Records supplied section start

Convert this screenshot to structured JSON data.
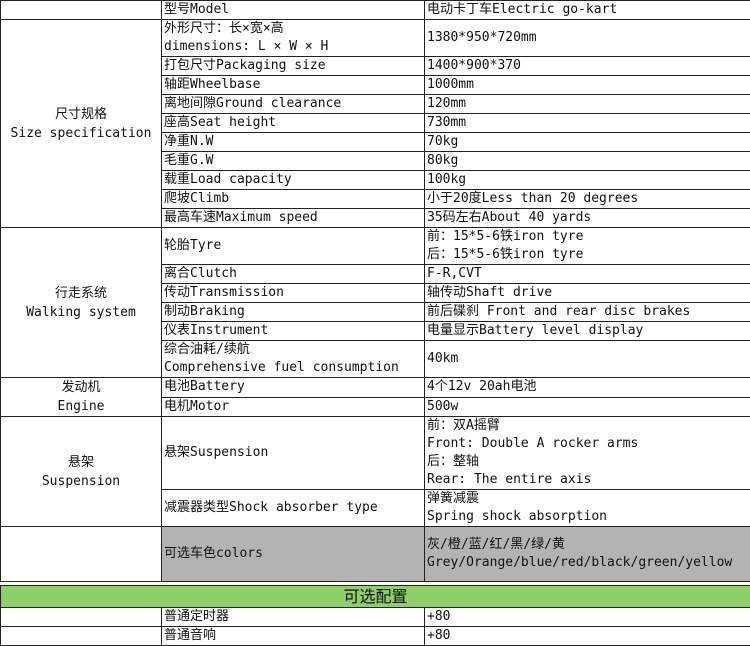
{
  "header": {
    "model_label": "型号Model",
    "model_value": "电动卡丁车Electric go-kart"
  },
  "sections": {
    "size": {
      "title_cn": "尺寸规格",
      "title_en": "Size specification",
      "rows": [
        {
          "label_line1": "外形尺寸：长×宽×高",
          "label_line2": "dimensions: L × W × H",
          "value": "1380*950*720mm"
        },
        {
          "label": "打包尺寸Packaging size",
          "value": "1400*900*370"
        },
        {
          "label": "轴距Wheelbase",
          "value": "1000mm"
        },
        {
          "label": "离地间隙Ground clearance",
          "value": "120mm"
        },
        {
          "label": "座高Seat height",
          "value": "730mm"
        },
        {
          "label": "净重N.W",
          "value": "70kg"
        },
        {
          "label": "毛重G.W",
          "value": "80kg"
        },
        {
          "label": "载重Load capacity",
          "value": "100kg"
        },
        {
          "label": "爬坡Climb",
          "value": "小于20度Less than 20 degrees"
        },
        {
          "label": "最高车速Maximum speed",
          "value": "35码左右About 40 yards"
        }
      ]
    },
    "walking": {
      "title_cn": "行走系统",
      "title_en": "Walking system",
      "rows": [
        {
          "label": "轮胎Tyre",
          "value_line1": "前：15*5-6铁iron tyre",
          "value_line2": "后：15*5-6铁iron tyre"
        },
        {
          "label": "离合Clutch",
          "value": "F-R,CVT"
        },
        {
          "label": "传动Transmission",
          "value": "轴传动Shaft drive"
        },
        {
          "label": "制动Braking",
          "value": "前后碟刹 Front and rear disc brakes"
        },
        {
          "label": "仪表Instrument",
          "value": "电量显示Battery level display"
        },
        {
          "label_line1": "综合油耗/续航",
          "label_line2": "Comprehensive fuel consumption",
          "value": "40km"
        }
      ]
    },
    "engine": {
      "title_cn": "发动机",
      "title_en": "Engine",
      "rows": [
        {
          "label": "电池Battery",
          "value": "4个12v 20ah电池"
        },
        {
          "label": "电机Motor",
          "value": "500w"
        }
      ]
    },
    "suspension": {
      "title_cn": "悬架",
      "title_en": "Suspension",
      "rows": [
        {
          "label": "悬架Suspension",
          "value_lines": [
            "前：双A摇臂",
            "Front: Double A rocker arms",
            "后：整轴",
            "Rear: The entire axis"
          ]
        },
        {
          "label": "减震器类型Shock absorber type",
          "value_line1": "弹簧减震",
          "value_line2": "Spring shock absorption"
        }
      ]
    }
  },
  "colors_row": {
    "label": "可选车色colors",
    "value_line1": "灰/橙/蓝/红/黑/绿/黄",
    "value_line2": "Grey/Orange/blue/red/black/green/yellow"
  },
  "optional": {
    "title": "可选配置",
    "items": [
      {
        "label": "普通定时器",
        "value": "+80"
      },
      {
        "label": "普通音响",
        "value": "+80"
      }
    ]
  },
  "colors": {
    "shade": "#b3b3b3",
    "optional_header": "#8fcf6a"
  }
}
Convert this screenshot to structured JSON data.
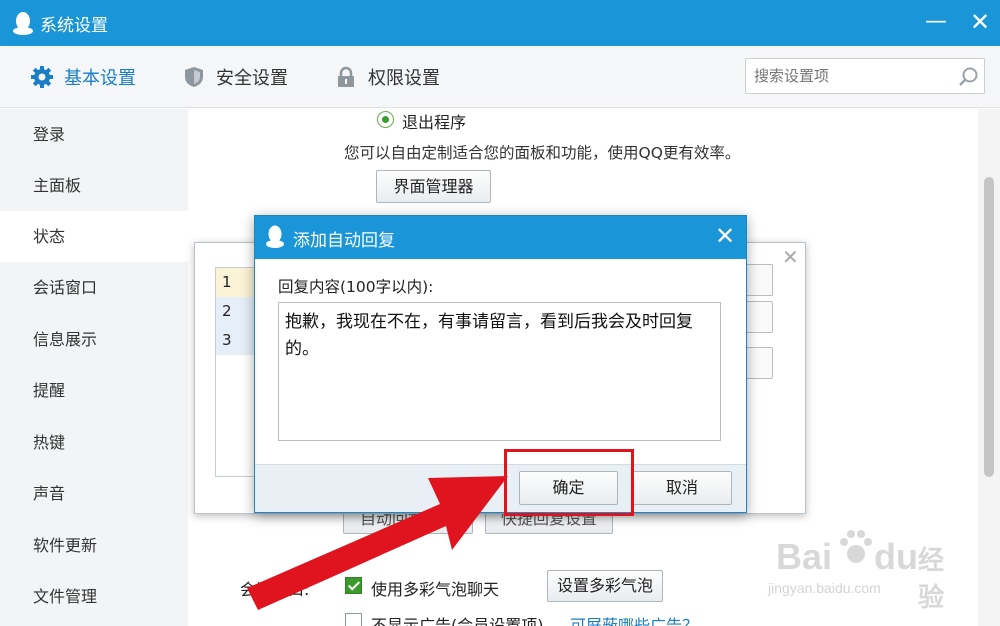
{
  "window": {
    "title": "系统设置",
    "minimize": "—",
    "close": "✕"
  },
  "tabs": [
    {
      "label": "基本设置",
      "icon": "gear-icon",
      "active": true
    },
    {
      "label": "安全设置",
      "icon": "shield-icon",
      "active": false
    },
    {
      "label": "权限设置",
      "icon": "lock-icon",
      "active": false
    }
  ],
  "search": {
    "placeholder": "搜索设置项"
  },
  "sidebar": {
    "items": [
      {
        "label": "登录"
      },
      {
        "label": "主面板"
      },
      {
        "label": "状态",
        "active": true
      },
      {
        "label": "会话窗口"
      },
      {
        "label": "信息展示"
      },
      {
        "label": "提醒"
      },
      {
        "label": "热键"
      },
      {
        "label": "声音"
      },
      {
        "label": "软件更新"
      },
      {
        "label": "文件管理"
      }
    ]
  },
  "main": {
    "radio_exit": "退出程序",
    "description": "您可以自由定制适合您的面板和功能，使用QQ更有效率。",
    "ui_manager_button": "界面管理器",
    "session_label": "会话窗口:",
    "colorful_bubble_checkbox": "使用多彩气泡聊天",
    "set_bubble_button": "设置多彩气泡",
    "no_ads_checkbox": "不显示广告(会员设置项)",
    "ads_link": "可屏蔽哪些广告？",
    "hidden_button_1": "自动回复设置",
    "hidden_button_2": "快捷回复设置"
  },
  "back_dialog": {
    "close": "✕",
    "rows": [
      "1",
      "2",
      "3"
    ]
  },
  "dialog": {
    "title": "添加自动回复",
    "close": "✕",
    "label": "回复内容(100字以内):",
    "content": "抱歉，我现在不在，有事请留言，看到后我会及时回复的。",
    "ok_button": "确定",
    "cancel_button": "取消"
  },
  "colors": {
    "brand": "#1a96d8",
    "highlight": "#e0141e",
    "accent": "#1a7ec7"
  },
  "watermark": {
    "brand": "Bai",
    "brand2": "du",
    "cn": "经验",
    "url": "jingyan.baidu.com"
  }
}
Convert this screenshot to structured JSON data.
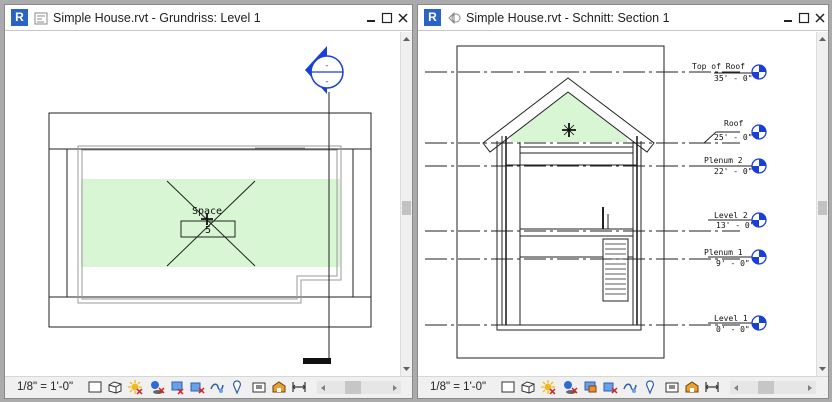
{
  "windows": {
    "plan": {
      "title": "Simple House.rvt - Grundriss: Level 1",
      "scale": "1/8\" = 1'-0\"",
      "space_label": "Space",
      "space_number": "5",
      "section_head_label": "-"
    },
    "section": {
      "title": "Simple House.rvt - Schnitt: Section 1",
      "scale": "1/8\" = 1'-0\"",
      "levels": [
        {
          "name": "Top of Roof",
          "elevation": "35' - 0\""
        },
        {
          "name": "Roof",
          "elevation": "25' - 0\""
        },
        {
          "name": "Plenum 2",
          "elevation": "22' - 0\""
        },
        {
          "name": "Level 2",
          "elevation": "13' - 0\""
        },
        {
          "name": "Plenum 1",
          "elevation": "9' - 0\""
        },
        {
          "name": "Level 1",
          "elevation": "0' - 0\""
        }
      ]
    }
  },
  "colors": {
    "space_fill": "#d8f5d4",
    "app_icon": "#2b63c4",
    "level_head": "#1a3fd6"
  }
}
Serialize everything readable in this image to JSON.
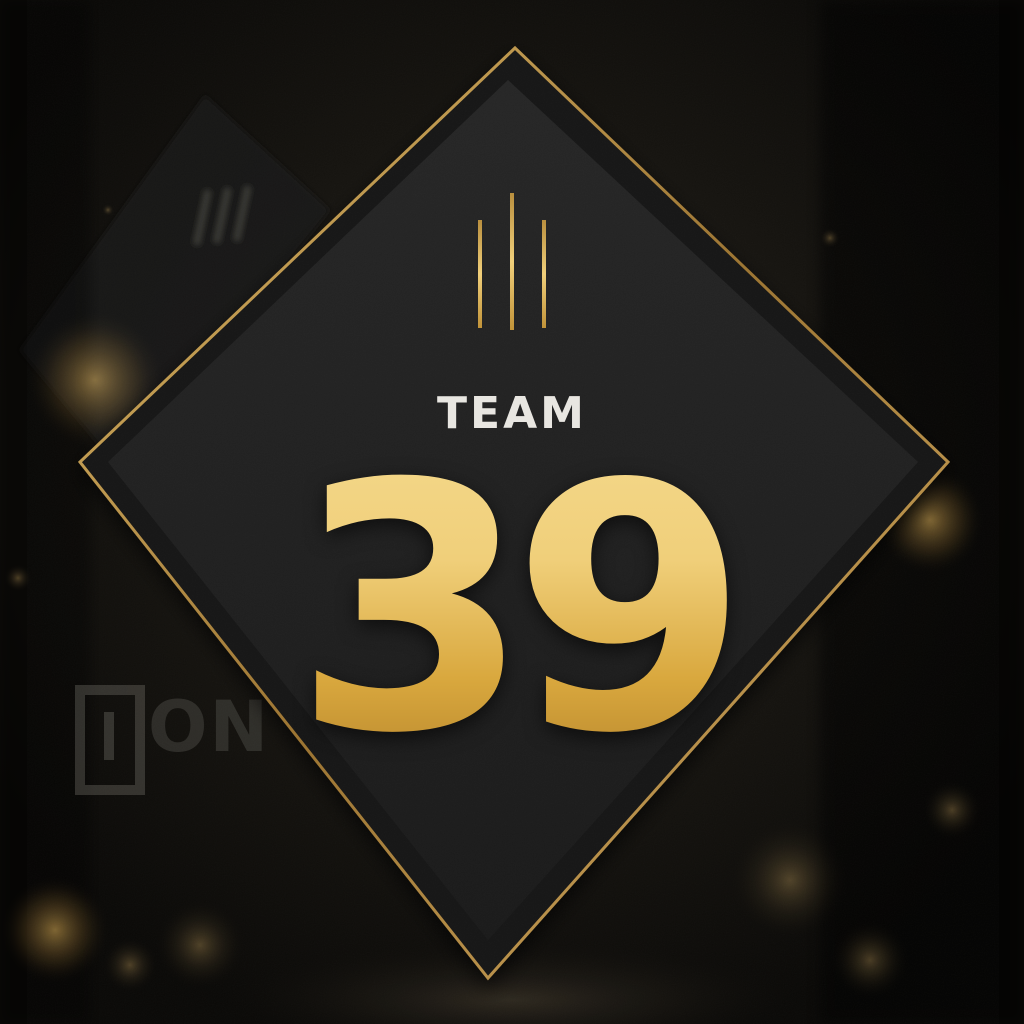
{
  "poster": {
    "label": "TEAM",
    "number": "39",
    "background_brand_fragment": "ON"
  },
  "colors": {
    "gold_light": "#f4d88a",
    "gold_dark": "#b7862c",
    "diamond_fill": "#1e1e1e",
    "border_gold": "#b58a3a",
    "label_white": "#e8e6e1"
  },
  "icons": {
    "top_mark": "three-vertical-lines-icon",
    "background_logo": "brand-logo-icon"
  }
}
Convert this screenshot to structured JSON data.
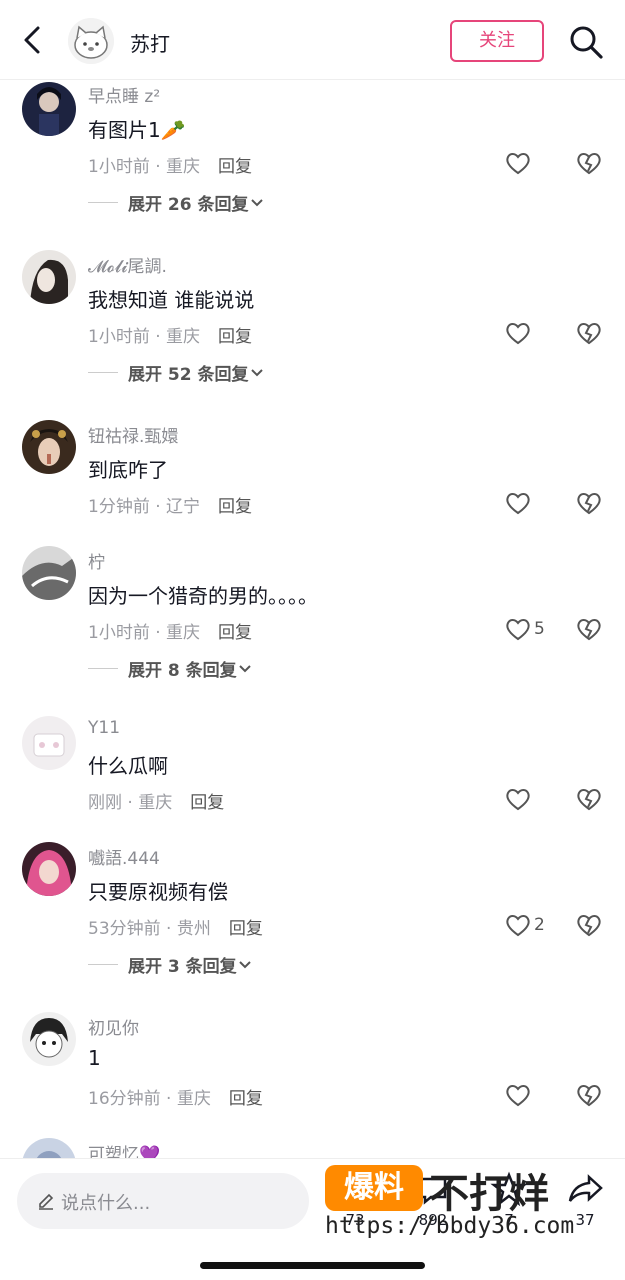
{
  "header": {
    "title": "苏打",
    "follow_label": "关注"
  },
  "comments": [
    {
      "user": "早点睡 z²",
      "text": "有图片1🥕",
      "time": "1小时前 · 重庆",
      "reply": "回复",
      "likes": "",
      "expand": "展开 26 条回复"
    },
    {
      "user": "𝓜𝓸𝓵𝓲尾調.",
      "text": "我想知道 谁能说说",
      "time": "1小时前 · 重庆",
      "reply": "回复",
      "likes": "",
      "expand": "展开 52 条回复"
    },
    {
      "user": "钮祜禄.甄嬛",
      "text": "到底咋了",
      "time": "1分钟前 · 辽宁",
      "reply": "回复",
      "likes": "",
      "expand": ""
    },
    {
      "user": "柠",
      "text": "因为一个猎奇的男的。。。。",
      "time": "1小时前 · 重庆",
      "reply": "回复",
      "likes": "5",
      "expand": "展开 8 条回复"
    },
    {
      "user": "Y11",
      "text": "什么瓜啊",
      "time": "刚刚 · 重庆",
      "reply": "回复",
      "likes": "",
      "expand": ""
    },
    {
      "user": "嚱語.444",
      "text": "只要原视频有偿",
      "time": "53分钟前 · 贵州",
      "reply": "回复",
      "likes": "2",
      "expand": "展开 3 条回复"
    },
    {
      "user": "初见你",
      "text": "1",
      "time": "16分钟前 · 重庆",
      "reply": "回复",
      "likes": "",
      "expand": ""
    },
    {
      "user": "可塑忆💜",
      "text": "",
      "time": "",
      "reply": "",
      "likes": "",
      "expand": ""
    }
  ],
  "bottom": {
    "placeholder": "说点什么...",
    "counts": [
      "73",
      "892",
      "7",
      "37"
    ]
  },
  "watermark": {
    "box": "爆料",
    "big": "不打烊",
    "url": "https://bbdy36.com"
  },
  "colors": {
    "accent": "#e6457a",
    "watermark_orange": "#ff8a00"
  }
}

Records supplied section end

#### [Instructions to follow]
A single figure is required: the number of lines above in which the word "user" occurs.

#### [Output for this task]
8